◆ **Required work**: Every line that contains the word "mereka" is to be copied from the listing.

◆ **Material shown**:
◆ ◆ ◆ ◆ ◆
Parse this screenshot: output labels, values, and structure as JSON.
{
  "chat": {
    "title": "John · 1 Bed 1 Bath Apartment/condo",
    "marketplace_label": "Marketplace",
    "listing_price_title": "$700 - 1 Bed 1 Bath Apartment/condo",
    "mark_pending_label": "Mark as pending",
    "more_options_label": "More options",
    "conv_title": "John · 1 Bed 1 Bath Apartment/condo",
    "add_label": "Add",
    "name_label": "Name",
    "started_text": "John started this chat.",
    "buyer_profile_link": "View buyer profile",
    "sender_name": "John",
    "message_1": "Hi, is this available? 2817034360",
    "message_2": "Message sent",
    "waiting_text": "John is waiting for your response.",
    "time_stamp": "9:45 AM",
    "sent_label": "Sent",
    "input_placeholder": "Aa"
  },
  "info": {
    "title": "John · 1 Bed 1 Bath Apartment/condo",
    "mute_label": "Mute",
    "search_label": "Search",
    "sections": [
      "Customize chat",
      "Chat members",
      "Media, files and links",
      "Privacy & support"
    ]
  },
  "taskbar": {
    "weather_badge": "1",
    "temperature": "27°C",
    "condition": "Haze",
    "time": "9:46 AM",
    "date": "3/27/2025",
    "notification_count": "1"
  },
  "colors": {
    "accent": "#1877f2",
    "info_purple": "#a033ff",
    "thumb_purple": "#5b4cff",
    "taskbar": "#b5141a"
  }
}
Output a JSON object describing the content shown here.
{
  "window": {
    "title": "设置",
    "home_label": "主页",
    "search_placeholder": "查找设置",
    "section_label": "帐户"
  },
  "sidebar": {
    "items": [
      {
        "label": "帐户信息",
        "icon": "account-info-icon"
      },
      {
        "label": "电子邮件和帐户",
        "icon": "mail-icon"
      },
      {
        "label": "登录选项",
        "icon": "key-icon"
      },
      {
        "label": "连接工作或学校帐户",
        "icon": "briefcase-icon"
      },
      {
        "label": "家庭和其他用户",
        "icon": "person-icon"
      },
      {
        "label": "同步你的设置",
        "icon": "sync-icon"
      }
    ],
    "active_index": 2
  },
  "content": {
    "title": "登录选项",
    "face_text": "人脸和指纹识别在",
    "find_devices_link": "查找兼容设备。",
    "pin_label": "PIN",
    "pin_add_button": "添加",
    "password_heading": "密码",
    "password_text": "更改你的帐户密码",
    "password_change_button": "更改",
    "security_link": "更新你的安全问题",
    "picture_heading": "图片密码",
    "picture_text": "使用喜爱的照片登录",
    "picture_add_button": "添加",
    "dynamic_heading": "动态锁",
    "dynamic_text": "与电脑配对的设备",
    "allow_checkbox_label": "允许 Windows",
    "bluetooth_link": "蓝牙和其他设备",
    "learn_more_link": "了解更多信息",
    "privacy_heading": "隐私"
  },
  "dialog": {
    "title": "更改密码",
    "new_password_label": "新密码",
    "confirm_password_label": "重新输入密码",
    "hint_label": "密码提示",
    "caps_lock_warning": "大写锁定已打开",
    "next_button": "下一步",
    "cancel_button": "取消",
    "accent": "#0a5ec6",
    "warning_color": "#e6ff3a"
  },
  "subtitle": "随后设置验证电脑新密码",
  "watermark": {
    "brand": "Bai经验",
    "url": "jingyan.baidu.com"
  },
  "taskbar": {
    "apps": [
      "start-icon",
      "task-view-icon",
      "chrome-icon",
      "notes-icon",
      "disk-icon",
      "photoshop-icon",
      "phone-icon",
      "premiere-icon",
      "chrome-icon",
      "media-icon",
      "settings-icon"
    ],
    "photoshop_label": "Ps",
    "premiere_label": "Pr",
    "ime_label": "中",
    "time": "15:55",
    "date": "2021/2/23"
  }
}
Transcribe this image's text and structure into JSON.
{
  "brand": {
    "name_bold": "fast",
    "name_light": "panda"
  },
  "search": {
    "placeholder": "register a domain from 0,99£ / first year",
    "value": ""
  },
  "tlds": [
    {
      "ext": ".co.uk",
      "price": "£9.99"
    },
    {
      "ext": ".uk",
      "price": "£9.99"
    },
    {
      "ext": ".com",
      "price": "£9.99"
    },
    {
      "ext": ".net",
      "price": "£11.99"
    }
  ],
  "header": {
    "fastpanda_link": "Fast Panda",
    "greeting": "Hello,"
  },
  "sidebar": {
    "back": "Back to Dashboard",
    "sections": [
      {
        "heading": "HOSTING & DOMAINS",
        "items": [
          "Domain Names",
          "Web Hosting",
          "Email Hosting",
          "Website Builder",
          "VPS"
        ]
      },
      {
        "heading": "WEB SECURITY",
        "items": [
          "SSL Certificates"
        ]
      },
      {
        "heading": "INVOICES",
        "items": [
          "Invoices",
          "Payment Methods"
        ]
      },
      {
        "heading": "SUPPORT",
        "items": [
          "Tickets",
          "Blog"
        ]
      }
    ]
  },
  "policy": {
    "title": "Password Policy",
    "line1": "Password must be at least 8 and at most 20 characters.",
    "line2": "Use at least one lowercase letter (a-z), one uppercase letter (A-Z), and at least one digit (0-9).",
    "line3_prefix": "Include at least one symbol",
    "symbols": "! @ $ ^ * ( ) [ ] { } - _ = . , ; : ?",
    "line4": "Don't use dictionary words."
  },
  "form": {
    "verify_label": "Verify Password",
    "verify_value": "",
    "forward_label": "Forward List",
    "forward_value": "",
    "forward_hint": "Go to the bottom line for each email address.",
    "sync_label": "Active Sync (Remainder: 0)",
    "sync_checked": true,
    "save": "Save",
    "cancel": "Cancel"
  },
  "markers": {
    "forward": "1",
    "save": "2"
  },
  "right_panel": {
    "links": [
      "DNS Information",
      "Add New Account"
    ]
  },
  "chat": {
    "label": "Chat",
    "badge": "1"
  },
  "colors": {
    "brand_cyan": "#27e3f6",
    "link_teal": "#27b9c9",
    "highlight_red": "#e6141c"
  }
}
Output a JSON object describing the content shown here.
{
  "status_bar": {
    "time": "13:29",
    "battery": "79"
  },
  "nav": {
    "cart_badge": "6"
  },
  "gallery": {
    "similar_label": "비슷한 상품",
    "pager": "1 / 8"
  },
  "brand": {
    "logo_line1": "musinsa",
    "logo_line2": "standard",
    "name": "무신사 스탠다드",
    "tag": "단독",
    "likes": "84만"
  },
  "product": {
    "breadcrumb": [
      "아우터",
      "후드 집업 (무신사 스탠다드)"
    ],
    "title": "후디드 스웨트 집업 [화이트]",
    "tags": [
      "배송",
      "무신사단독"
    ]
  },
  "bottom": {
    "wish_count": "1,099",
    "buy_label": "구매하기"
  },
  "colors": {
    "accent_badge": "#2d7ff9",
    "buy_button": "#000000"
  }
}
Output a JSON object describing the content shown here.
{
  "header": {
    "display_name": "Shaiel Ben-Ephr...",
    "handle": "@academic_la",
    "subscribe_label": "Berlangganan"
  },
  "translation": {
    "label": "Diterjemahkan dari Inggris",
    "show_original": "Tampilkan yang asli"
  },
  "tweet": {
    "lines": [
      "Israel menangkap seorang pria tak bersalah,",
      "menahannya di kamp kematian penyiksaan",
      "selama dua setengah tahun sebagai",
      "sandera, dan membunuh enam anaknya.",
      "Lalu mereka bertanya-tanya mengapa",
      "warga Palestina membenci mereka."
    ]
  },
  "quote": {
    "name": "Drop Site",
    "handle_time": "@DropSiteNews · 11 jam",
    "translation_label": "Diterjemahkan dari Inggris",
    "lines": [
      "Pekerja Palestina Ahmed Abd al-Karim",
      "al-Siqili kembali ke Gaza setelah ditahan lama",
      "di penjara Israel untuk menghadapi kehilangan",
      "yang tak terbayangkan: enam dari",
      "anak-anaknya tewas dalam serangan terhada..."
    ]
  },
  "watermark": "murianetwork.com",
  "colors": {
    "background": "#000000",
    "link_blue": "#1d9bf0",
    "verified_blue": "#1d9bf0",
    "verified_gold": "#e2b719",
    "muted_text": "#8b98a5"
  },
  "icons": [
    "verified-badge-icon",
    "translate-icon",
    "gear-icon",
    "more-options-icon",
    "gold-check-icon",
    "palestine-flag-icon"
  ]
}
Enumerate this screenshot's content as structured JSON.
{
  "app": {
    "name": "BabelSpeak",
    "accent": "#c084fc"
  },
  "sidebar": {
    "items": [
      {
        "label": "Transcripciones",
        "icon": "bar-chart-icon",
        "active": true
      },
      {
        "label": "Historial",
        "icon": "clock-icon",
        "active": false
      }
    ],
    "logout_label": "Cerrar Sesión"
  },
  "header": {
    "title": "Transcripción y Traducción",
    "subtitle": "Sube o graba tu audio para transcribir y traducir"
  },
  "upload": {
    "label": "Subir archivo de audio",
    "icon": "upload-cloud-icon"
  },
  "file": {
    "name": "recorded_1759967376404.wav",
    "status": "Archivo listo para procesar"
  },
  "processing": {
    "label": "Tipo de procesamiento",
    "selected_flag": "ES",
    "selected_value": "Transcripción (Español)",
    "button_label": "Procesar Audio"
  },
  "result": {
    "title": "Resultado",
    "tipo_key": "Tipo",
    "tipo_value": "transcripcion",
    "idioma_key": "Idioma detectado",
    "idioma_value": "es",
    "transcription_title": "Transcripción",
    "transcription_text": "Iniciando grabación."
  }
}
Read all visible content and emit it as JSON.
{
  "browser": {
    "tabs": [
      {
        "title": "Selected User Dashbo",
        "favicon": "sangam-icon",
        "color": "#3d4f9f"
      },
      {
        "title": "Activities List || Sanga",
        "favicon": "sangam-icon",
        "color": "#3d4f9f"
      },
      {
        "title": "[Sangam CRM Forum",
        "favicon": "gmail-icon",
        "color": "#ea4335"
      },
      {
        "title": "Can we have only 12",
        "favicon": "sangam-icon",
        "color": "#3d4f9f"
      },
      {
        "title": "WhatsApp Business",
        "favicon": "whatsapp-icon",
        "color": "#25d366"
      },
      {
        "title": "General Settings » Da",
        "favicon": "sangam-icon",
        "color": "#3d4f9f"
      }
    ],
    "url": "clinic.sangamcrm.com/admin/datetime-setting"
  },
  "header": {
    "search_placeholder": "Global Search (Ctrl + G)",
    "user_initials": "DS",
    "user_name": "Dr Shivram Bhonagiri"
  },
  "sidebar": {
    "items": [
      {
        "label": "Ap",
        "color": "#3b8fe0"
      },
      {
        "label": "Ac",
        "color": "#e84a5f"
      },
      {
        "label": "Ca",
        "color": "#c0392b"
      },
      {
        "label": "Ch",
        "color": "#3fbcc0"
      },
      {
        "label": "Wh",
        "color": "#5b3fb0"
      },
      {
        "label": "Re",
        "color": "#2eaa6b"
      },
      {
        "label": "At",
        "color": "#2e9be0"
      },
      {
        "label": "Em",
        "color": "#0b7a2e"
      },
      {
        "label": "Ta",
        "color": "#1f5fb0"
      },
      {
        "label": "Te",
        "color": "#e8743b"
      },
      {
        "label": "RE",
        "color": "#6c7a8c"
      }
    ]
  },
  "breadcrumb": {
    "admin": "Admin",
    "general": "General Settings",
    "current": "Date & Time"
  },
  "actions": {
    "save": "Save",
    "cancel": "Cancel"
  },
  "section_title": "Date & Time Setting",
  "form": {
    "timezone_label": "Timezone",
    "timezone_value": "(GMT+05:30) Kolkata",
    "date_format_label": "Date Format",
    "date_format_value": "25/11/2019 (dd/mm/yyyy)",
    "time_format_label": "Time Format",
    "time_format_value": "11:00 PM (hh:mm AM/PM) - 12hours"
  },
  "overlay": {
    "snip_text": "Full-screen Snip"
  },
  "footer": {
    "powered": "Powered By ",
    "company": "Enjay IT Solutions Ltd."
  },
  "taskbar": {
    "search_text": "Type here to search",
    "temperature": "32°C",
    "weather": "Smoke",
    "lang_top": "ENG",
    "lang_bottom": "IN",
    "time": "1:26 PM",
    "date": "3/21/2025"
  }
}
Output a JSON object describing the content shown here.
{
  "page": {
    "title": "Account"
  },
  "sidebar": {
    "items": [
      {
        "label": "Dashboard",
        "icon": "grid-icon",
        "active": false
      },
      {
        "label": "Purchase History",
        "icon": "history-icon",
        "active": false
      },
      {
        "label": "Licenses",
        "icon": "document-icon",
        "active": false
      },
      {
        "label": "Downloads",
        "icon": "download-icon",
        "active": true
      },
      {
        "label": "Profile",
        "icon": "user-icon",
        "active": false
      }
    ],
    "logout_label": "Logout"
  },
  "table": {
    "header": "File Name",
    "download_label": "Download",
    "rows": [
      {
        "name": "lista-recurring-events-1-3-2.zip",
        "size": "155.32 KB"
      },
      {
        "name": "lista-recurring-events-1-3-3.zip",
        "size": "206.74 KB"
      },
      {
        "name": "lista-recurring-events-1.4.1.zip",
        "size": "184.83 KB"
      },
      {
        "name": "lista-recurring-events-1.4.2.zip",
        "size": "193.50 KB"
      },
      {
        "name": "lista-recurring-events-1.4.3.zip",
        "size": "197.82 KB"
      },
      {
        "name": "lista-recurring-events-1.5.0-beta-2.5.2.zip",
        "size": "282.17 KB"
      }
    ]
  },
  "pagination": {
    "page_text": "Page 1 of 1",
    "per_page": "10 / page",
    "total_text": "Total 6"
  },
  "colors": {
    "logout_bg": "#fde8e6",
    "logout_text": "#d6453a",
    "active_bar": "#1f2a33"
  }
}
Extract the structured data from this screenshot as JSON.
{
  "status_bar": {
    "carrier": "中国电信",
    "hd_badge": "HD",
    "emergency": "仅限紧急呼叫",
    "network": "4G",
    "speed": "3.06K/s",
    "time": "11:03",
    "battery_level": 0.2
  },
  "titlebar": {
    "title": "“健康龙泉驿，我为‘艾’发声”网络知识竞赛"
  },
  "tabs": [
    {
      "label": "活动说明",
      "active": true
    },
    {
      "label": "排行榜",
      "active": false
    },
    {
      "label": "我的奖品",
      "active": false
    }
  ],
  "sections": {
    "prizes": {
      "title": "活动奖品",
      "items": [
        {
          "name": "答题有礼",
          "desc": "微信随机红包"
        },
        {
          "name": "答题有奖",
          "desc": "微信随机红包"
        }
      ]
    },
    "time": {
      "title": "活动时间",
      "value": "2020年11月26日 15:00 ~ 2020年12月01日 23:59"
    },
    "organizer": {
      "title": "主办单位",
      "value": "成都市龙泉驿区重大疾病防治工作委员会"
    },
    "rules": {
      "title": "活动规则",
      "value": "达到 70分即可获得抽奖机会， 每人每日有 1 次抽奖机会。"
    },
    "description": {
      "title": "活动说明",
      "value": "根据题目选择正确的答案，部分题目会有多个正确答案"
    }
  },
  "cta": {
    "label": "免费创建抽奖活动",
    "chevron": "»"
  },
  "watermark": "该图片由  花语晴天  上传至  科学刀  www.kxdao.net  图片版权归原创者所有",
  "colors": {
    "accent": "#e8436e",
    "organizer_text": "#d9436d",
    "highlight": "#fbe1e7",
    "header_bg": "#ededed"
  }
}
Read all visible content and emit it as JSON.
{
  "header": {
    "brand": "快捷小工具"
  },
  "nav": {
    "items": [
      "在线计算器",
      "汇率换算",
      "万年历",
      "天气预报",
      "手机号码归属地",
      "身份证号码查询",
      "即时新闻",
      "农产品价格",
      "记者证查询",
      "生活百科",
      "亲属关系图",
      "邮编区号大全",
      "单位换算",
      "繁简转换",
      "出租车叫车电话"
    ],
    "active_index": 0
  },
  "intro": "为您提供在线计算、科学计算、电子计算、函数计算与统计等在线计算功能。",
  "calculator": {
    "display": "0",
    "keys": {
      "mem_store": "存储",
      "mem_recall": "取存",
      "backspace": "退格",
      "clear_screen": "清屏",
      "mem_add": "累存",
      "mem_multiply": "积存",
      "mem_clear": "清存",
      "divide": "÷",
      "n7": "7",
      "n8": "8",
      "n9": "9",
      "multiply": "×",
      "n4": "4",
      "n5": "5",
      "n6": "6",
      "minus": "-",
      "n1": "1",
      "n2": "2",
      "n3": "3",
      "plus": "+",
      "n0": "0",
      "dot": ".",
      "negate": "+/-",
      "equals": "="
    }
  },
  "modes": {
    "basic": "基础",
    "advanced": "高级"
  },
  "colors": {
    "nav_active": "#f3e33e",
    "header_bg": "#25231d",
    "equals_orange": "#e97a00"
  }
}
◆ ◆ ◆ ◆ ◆
◆ **Response for this exercise**:
      "Lalu mereka bertanya-tanya mengapa",
      "warga Palestina membenci mereka."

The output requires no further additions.